YOUR ASSIGNMENT: Pictures in the data must not be copied, but everything else should be output exactly.

----

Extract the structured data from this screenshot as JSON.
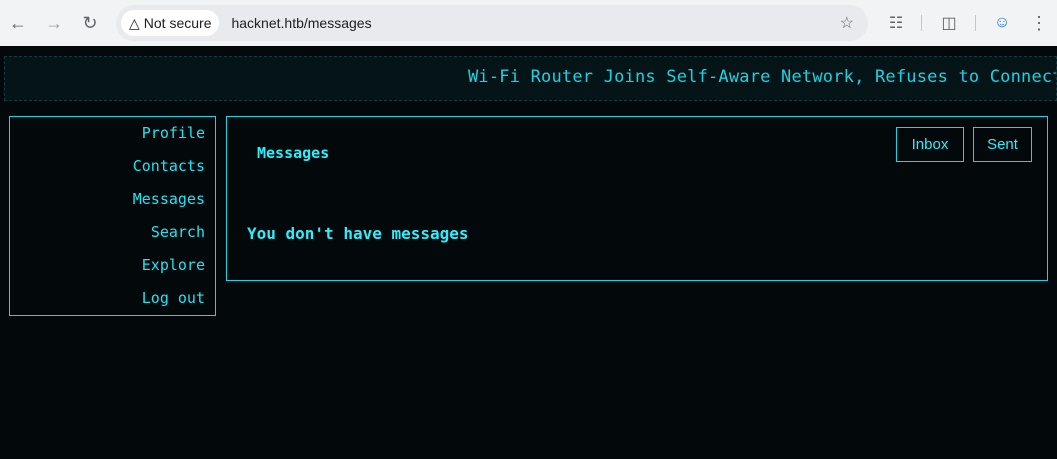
{
  "browser": {
    "security_label": "Not secure",
    "url": "hacknet.htb/messages"
  },
  "ticker": {
    "text": "Wi-Fi Router Joins Self-Aware Network, Refuses to Connect"
  },
  "sidebar": {
    "items": [
      {
        "label": "Profile"
      },
      {
        "label": "Contacts"
      },
      {
        "label": "Messages"
      },
      {
        "label": "Search"
      },
      {
        "label": "Explore"
      },
      {
        "label": "Log out"
      }
    ]
  },
  "messages": {
    "title": "Messages",
    "inbox_label": "Inbox",
    "sent_label": "Sent",
    "empty_text": "You don't have messages"
  },
  "colors": {
    "accent": "#14d8ea",
    "background": "#03090b"
  }
}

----

WRITTEN ANSWER:
Extract the structured data from this screenshot as JSON.
{
  "browser": {
    "security_label": "Not secure",
    "url": "hacknet.htb/messages"
  },
  "ticker": {
    "text": "Wi-Fi Router Joins Self-Aware Network, Refuses to Connect"
  },
  "sidebar": {
    "items": [
      {
        "label": "Profile"
      },
      {
        "label": "Contacts"
      },
      {
        "label": "Messages"
      },
      {
        "label": "Search"
      },
      {
        "label": "Explore"
      },
      {
        "label": "Log out"
      }
    ]
  },
  "messages": {
    "title": "Messages",
    "inbox_label": "Inbox",
    "sent_label": "Sent",
    "empty_text": "You don't have messages"
  },
  "colors": {
    "accent": "#14d8ea",
    "background": "#03090b"
  }
}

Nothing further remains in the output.